The Qantas spokesperson told Australian Frequent Flyer that a different policy applies to international flights.
“Internationally customers that are downgraded receive a 50% refund of the affected coupon value of their ticket with a 75% refund for those whose bookings were made ex Europe.”
The 75% refund for customers travelling from Europe is in line with the European Union’s mandatory compensation for passengers affected by airline delays, cancellations, overbooking and downgrades. Under EU261 regulations, airlines must pay passengers 75% of the cost of the ticket as compensation within 7 days if they are downgraded on a long-haul flight. This is a legal requirement.
Australia does not have any such laws or regulations, so Qantas will only give a 50% refund. This is somewhat better than Qantas’ domestic compensation policy, but still may not be sufficient in many cases. For example, it costs $783 for a return Economy ticket from Sydney to Bangkok, while Business class costs $3,963 return. If you were to be downgraded from Business to Economy on both flights, the 50% refund of the Business fare would only equate to $1,981.50. This means you’ll still have paid around $1,200 more than you may have otherwise paid to book an Economy ticket in the first place!
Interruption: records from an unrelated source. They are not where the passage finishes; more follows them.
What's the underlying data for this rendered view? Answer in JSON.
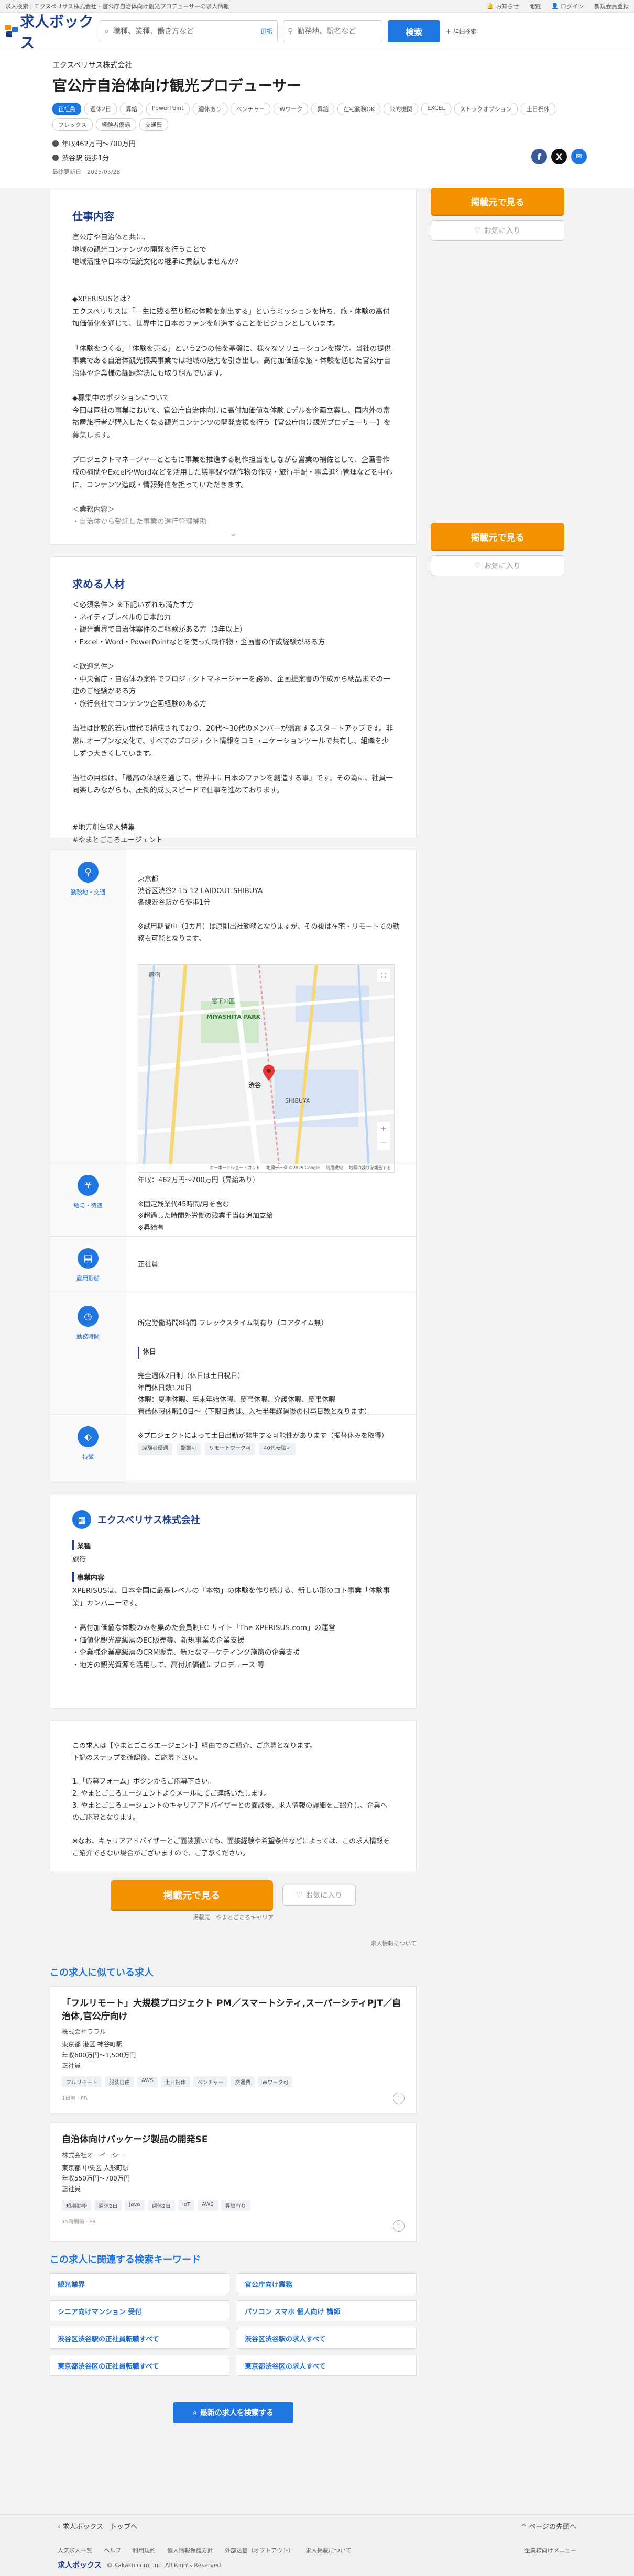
{
  "topbar": {
    "breadcrumb": "求人検索 | エクスペリサス株式会社 - 官公庁自治体向け観光プロデューサーの求人情報",
    "links": [
      "お知らせ",
      "閲覧",
      "ログイン",
      "新規会員登録"
    ]
  },
  "header": {
    "logo": "求人ボックス",
    "keyword_placeholder": "職種、業種、働き方など",
    "keyword_select": "選択",
    "location_placeholder": "勤務地、駅名など",
    "location_select": "選択",
    "search_button": "検索",
    "detail_conditions": "詳細検索"
  },
  "job": {
    "company": "エクスペリサス株式会社",
    "title": "官公庁自治体向け観光プロデューサー",
    "tags": [
      "正社員",
      "週休2日",
      "昇給",
      "PowerPoint",
      "週休あり",
      "ベンチャー",
      "Wワーク",
      "昇給",
      "在宅勤務OK",
      "公的機関",
      "EXCEL",
      "ストックオプション",
      "土日祝休",
      "フレックス",
      "経験者優遇",
      "交通費"
    ],
    "salary": "年収462万円〜700万円",
    "location": "渋谷駅 徒歩1分",
    "updated": "最終更新日　2025/05/28"
  },
  "share": {
    "facebook": "f",
    "x": "X",
    "mail": "✉"
  },
  "side": {
    "apply": "掲載元で見る",
    "favorite": "お気に入り"
  },
  "work": {
    "title": "仕事内容",
    "body": "官公庁や自治体と共に、\n地域の観光コンテンツの開発を行うことで\n地域活性や日本の伝統文化の継承に貢献しませんか？\n\n\n◆XPERISUSとは？\nエクスペリサスは「一生に残る至り極の体験を創出する」というミッションを持ち、旅・体験の高付加価値化を通じて、世界中に日本のファンを創造することをビジョンとしています。\n\n「体験をつくる」「体験を売る」という2つの軸を基盤に、様々なソリューションを提供。当社の提供事業である自治体観光振興事業では地域の魅力を引き出し、高付加価値な旅・体験を通じた官公庁自治体や企業様の課題解決にも取り組んでいます。\n\n◆募集中のポジションについて\n今回は同社の事業において、官公庁自治体向けに高付加価値な体験モデルを企画立案し、国内外の富裕層旅行者が購入したくなる観光コンテンツの開発支援を行う【官公庁向け観光プロデューサー】を募集します。\n\nプロジェクトマネージャーとともに事業を推進する制作担当をしながら営業の補佐として、企画書作成の補助やExcelやWordなどを活用した議事録や制作物の作成・旅行手配・事業進行管理などを中心に、コンテンツ造成・情報発信を担っていただきます。\n\n＜業務内容＞\n・自治体から受託した事業の進行管理補助",
    "more": "⌄"
  },
  "requirements": {
    "title": "求める人材",
    "body": "＜必須条件＞ ※下記いずれも満たす方\n・ネイティブレベルの日本語力\n・観光業界で自治体案件のご経験がある方（3年以上）\n・Excel・Word・PowerPointなどを使った制作物・企画書の作成経験がある方\n\n＜歓迎条件＞\n・中央省庁・自治体の案件でプロジェクトマネージャーを務め、企画提案書の作成から納品までの一連のご経験がある方\n・旅行会社でコンテンツ企画経験のある方\n\n当社は比較的若い世代で構成されており、20代〜30代のメンバーが活躍するスタートアップです。非常にオープンな文化で、すべてのプロジェクト情報をコミュニケーションツールで共有し、組織を少しずつ大きくしています。\n\n当社の目標は、「最高の体験を通じて、世界中に日本のファンを創造する事」です。その為に、社員一同楽しみながらも、圧倒的成長スピードで仕事を進めております。\n\n\n#地方創生求人特集\n#やまとごころエージェント"
  },
  "info": {
    "access_label": "勤務地・交通",
    "access": "東京都\n渋谷区渋谷2-15-12 LAIDOUT SHIBUYA\n各線渋谷駅から徒歩1分\n\n※試用期間中（3カ月）は原則出社勤務となりますが、その後は在宅・リモートでの勤務も可能となります。",
    "salary_label": "給与・待遇",
    "salary": "年収：462万円〜700万円（昇給あり）\n\n※固定残業代45時間/月を含む\n※超過した時間外労働の残業手当は追加支給\n※昇給有",
    "employment_label": "雇用形態",
    "employment": "正社員",
    "hours_label": "勤務時間",
    "hours_head": "所定労働時間8時間 フレックスタイム制有り（コアタイム無）",
    "holiday_title": "休日",
    "holiday": "完全週休2日制（休日は土日祝日）\n年間休日数120日\n休暇：夏季休暇、年末年始休暇、慶弔休暇、介護休暇、慶弔休暇\n有給休暇休暇10日〜（下限日数は、入社半年経過後の付与日数となります）\n\n※プロジェクトによって土日出勤が発生する可能性があります（振替休みを取得）",
    "feature_label": "特徴",
    "features": [
      "経験者優遇",
      "副業可",
      "リモートワーク可",
      "40代転職可"
    ]
  },
  "map": {
    "labels": [
      "原宿",
      "宮下公園",
      "渋谷",
      "MIYASHITA PARK",
      "SHIBUYA"
    ],
    "footer": [
      "キーボードショートカット",
      "地図データ ©2025 Google",
      "利用規約",
      "地図の誤りを報告する"
    ]
  },
  "company_card": {
    "name": "エクスペリサス株式会社",
    "industry_title": "業種",
    "industry": "旅行",
    "business_title": "事業内容",
    "business": "XPERISUSは、日本全国に最高レベルの「本物」の体験を作り続ける、新しい形のコト事業「体験事業」カンパニーです。\n\n・高付加価値な体験のみを集めた会員制EC サイト「The XPERISUS.com」の運営\n・価値化観光高級層のEC販売等、新規事業の企業支援\n・企業様企業高級層のCRM販売、新たなマーケティング施策の企業支援\n・地方の観光資源を活用して、高付加価値にプロデュース 等"
  },
  "agent": {
    "body": "この求人は【やまとごころエージェント】経由でのご紹介、ご応募となります。\n下記のステップを確認後、ご応募下さい。\n\n1.「応募フォーム」ボタンからご応募下さい。\n2. やまとごころエージェントよりメールにてご連絡いたします。\n3. やまとごころエージェントのキャリアアドバイザーとの面談後、求人情報の詳細をご紹介し、企業へのご応募となります。\n\n※なお、キャリアアドバイザーとご面談頂いても、面接経験や希望条件などによっては、この求人情報をご紹介できない場合がございますので、ご了承ください。"
  },
  "bottom_apply": {
    "apply": "掲載元で見る",
    "favorite": "お気に入り",
    "source": "掲載元　やまとごころキャリア",
    "report": "求人情報について"
  },
  "similar": {
    "title": "この求人に似ている求人",
    "items": [
      {
        "title": "「フルリモート」大規模プロジェクト PM／スマートシティ,スーパーシティPJT／自治体,官公庁向け",
        "company": "株式会社ララル",
        "location": "東京都 港区 神谷町駅",
        "salary": "年収600万円〜1,500万円",
        "type": "正社員",
        "tags": [
          "フルリモート",
          "服装自由",
          "AWS",
          "土日祝休",
          "ベンチャー",
          "交通費",
          "Wワーク可"
        ],
        "foot": "1日前 · PR"
      },
      {
        "title": "自治体向けパッケージ製品の開発SE",
        "company": "株式会社オーイーシー",
        "location": "東京都 中央区 人形町駅",
        "salary": "年収550万円〜700万円",
        "type": "正社員",
        "tags": [
          "短期勤務",
          "週休2日",
          "Java",
          "週休2日",
          "IoT",
          "AWS",
          "昇給有り"
        ],
        "foot": "15時間前 · PR"
      }
    ]
  },
  "keywords": {
    "title": "この求人に関連する検索キーワード",
    "items": [
      "観光業界",
      "官公庁向け業務",
      "シニア向けマンション 受付",
      "パソコン スマホ 個人向け 講師",
      "渋谷区渋谷駅の正社員転職すべて",
      "渋谷区渋谷駅の求人すべて",
      "東京都渋谷区の正社員転職すべて",
      "東京都渋谷区の求人すべて"
    ],
    "more_button": "最新の求人を検索する"
  },
  "footer": {
    "back": "求人ボックス　トップへ",
    "top": "ページの先頭へ",
    "links": [
      "人気求人一覧",
      "ヘルプ",
      "利用規約",
      "個人情報保護方針",
      "外部送信（オプトアウト）",
      "求人掲載について",
      "採用担当者様へ"
    ],
    "partner": "企業様向けメニュー",
    "logo": "求人ボックス",
    "copyright": "© Kakaku.com, Inc. All Rights Reserved."
  }
}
The calculation could get tricky, though, if just one sector of a larger multi-segment booking is downgraded.
We would note that the Canadian government has recently introduced Air Passenger Protections which apply to all flights to and from Canada, including Qantas flights to Vancouver.
What downgrade compensation is offered on frequent flyer award bookings?
We asked Qantas whether there is any difference in how compensation is calculated for passengers on commercial tickets vs frequent flyer redemption bookings. Qantas did not answer this.
Information not available to the travelling public
Qantas’ downgrade compensation is no longer available to the public. We find this concerning as we feel that the travelling public has a right to know what to expect. Qantas did not answer our questions as to why this is the case.
The Qantas spokesperson told us, “When an alternative flight in the selected cabin can’t be booked within a reasonable time frame, customers are entitled to a fare or points difference refund, this is calculated pending route and flight duration”.
A travel agent who spoke to Australian Frequent Flyer told us that Qantas was unwilling to provide them with any information about how downgrade compensation payments are calculated. They were told that it’s calculated on a case-by-case basis by the airline’s finance department. However, this travel agent was told that they could pay a $20 fee for a “refund calculation service”. Yes, seriously.
What to do if Qantas tries to downgrade you
If any airline tries to downgrade you from your originally-booked class of travel, you are not obligated to accept their first offer. If you must travel on your booked flight, try to negotiate a higher compensation payment before accepting the downgrade. Or, if you are willing to travel on another flight, ask to be re-accommodated in your booked class of travel on a different flight (even if this means flying on a different airline). Once you accept the downgrade and board the flight, it is very difficult to negotiate better compensation later.
Qantas’ Conditions of Carriage say that you have a choice between accepting the airline’s offer of compensation or taking a different flight if they have to downgrade you. Section 4.7 of the Qantas Conditions of Carriage states:
If we need to ask you to downgrade for any reason, we will at your option:
provide you with an appropriate refund of the difference in fares (or an appropriate credit of Qantas Points in the event that you are travelling on a Qantas Frequent Flyer Award), or
accommodate you on a reasonable alternative available flight on our services.
Under section 13.1 of the Qantas Conditions of Carriage, you are also entitled to a refund if you choose not to travel at all, or to cancel and rebook on a different airline.
If you do end up travelling on a different flight or class of travel to what you had booked, don’t forget to request an original routing credit so that you at least earn the points and status credits you’re entitled to.